Write out each record exactly as it stands. No pictures belong in the copy.

* Entries from a dataset of interfaces *
◇ ◇ ◇ ◇ ◇
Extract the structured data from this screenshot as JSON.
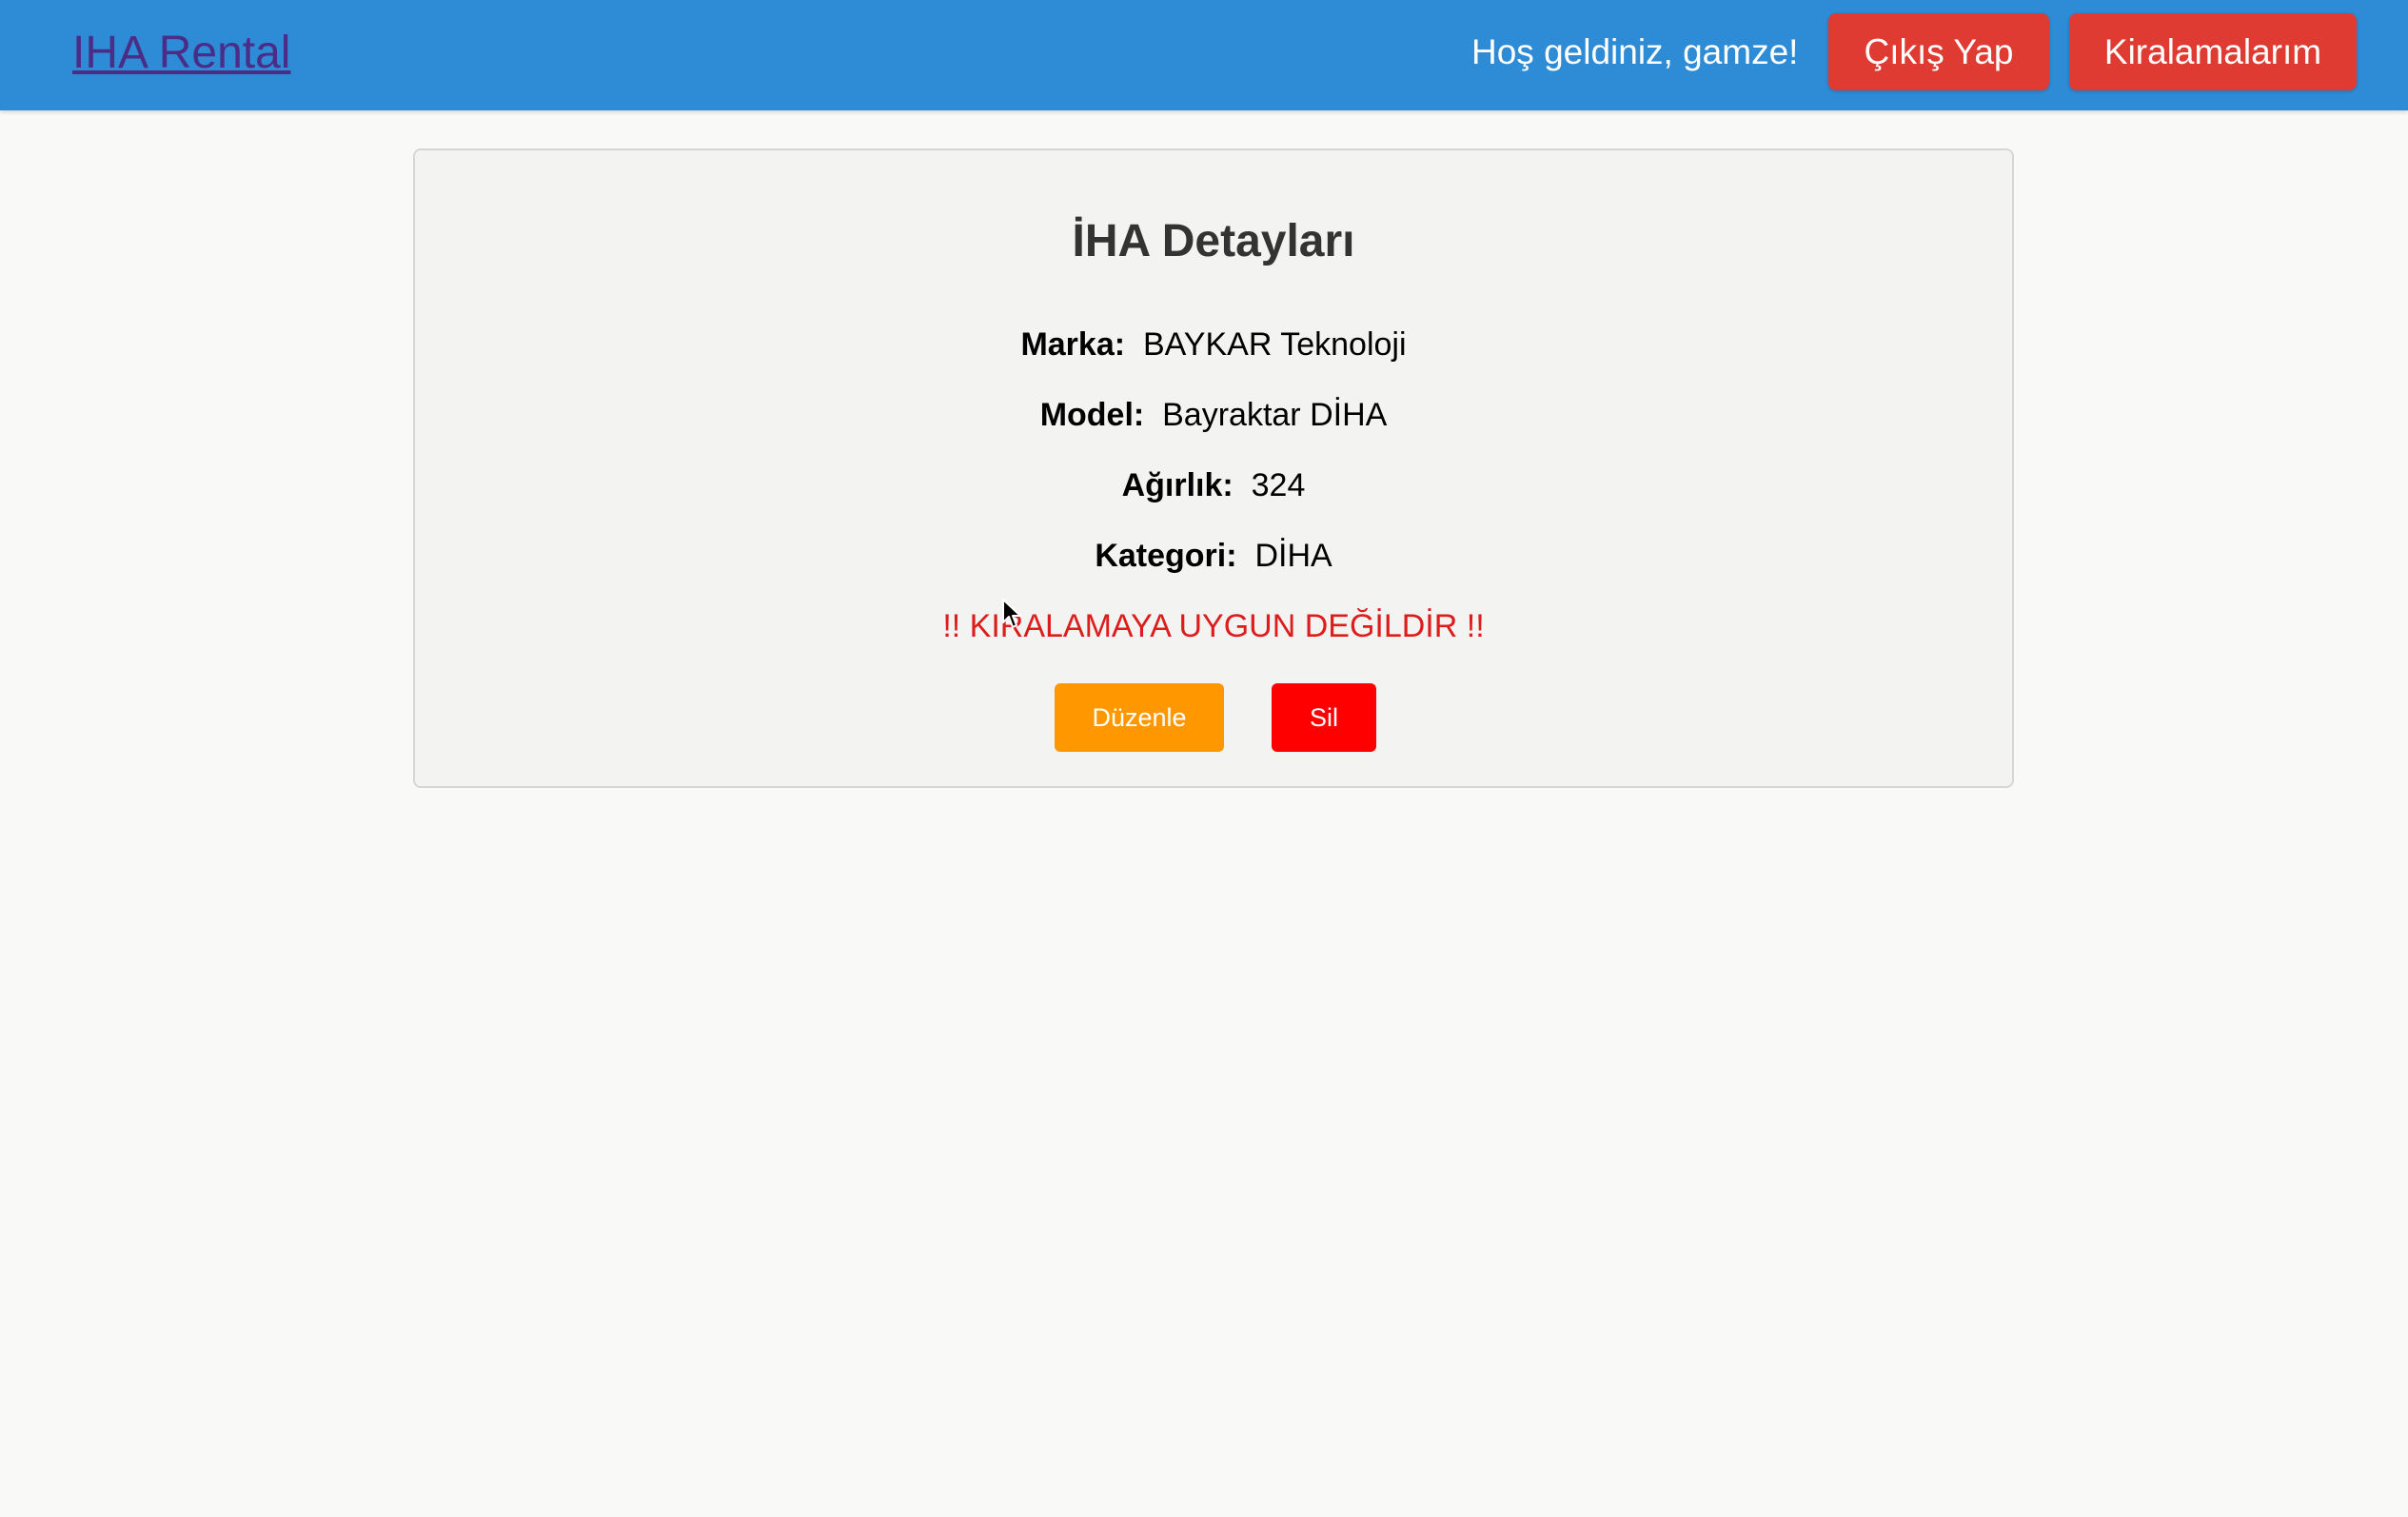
{
  "navbar": {
    "brand": "IHA Rental",
    "welcome": "Hoş geldiniz, gamze!",
    "logout_label": "Çıkış Yap",
    "rentals_label": "Kiralamalarım",
    "colors": {
      "background": "#2e8bd6",
      "button": "#e03b32"
    }
  },
  "detail": {
    "title": "İHA Detayları",
    "rows": [
      {
        "label": "Marka:",
        "value": "BAYKAR Teknoloji"
      },
      {
        "label": "Model:",
        "value": "Bayraktar DİHA"
      },
      {
        "label": "Ağırlık:",
        "value": "324"
      },
      {
        "label": "Kategori:",
        "value": "DİHA"
      }
    ],
    "warning": "!! KIRALAMAYA UYGUN DEĞİLDİR !!",
    "edit_label": "Düzenle",
    "delete_label": "Sil",
    "colors": {
      "edit": "#ff9800",
      "delete": "#ff0000",
      "warning": "#dd1c1c"
    }
  }
}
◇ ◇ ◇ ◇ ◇
* Solution for this problem *
Extract the structured data from this screenshot as JSON.
{
  "navbar": {
    "brand": "IHA Rental",
    "welcome": "Hoş geldiniz, gamze!",
    "logout_label": "Çıkış Yap",
    "rentals_label": "Kiralamalarım",
    "colors": {
      "background": "#2e8bd6",
      "button": "#e03b32"
    }
  },
  "detail": {
    "title": "İHA Detayları",
    "rows": [
      {
        "label": "Marka:",
        "value": "BAYKAR Teknoloji"
      },
      {
        "label": "Model:",
        "value": "Bayraktar DİHA"
      },
      {
        "label": "Ağırlık:",
        "value": "324"
      },
      {
        "label": "Kategori:",
        "value": "DİHA"
      }
    ],
    "warning": "!! KIRALAMAYA UYGUN DEĞİLDİR !!",
    "edit_label": "Düzenle",
    "delete_label": "Sil",
    "colors": {
      "edit": "#ff9800",
      "delete": "#ff0000",
      "warning": "#dd1c1c"
    }
  }
}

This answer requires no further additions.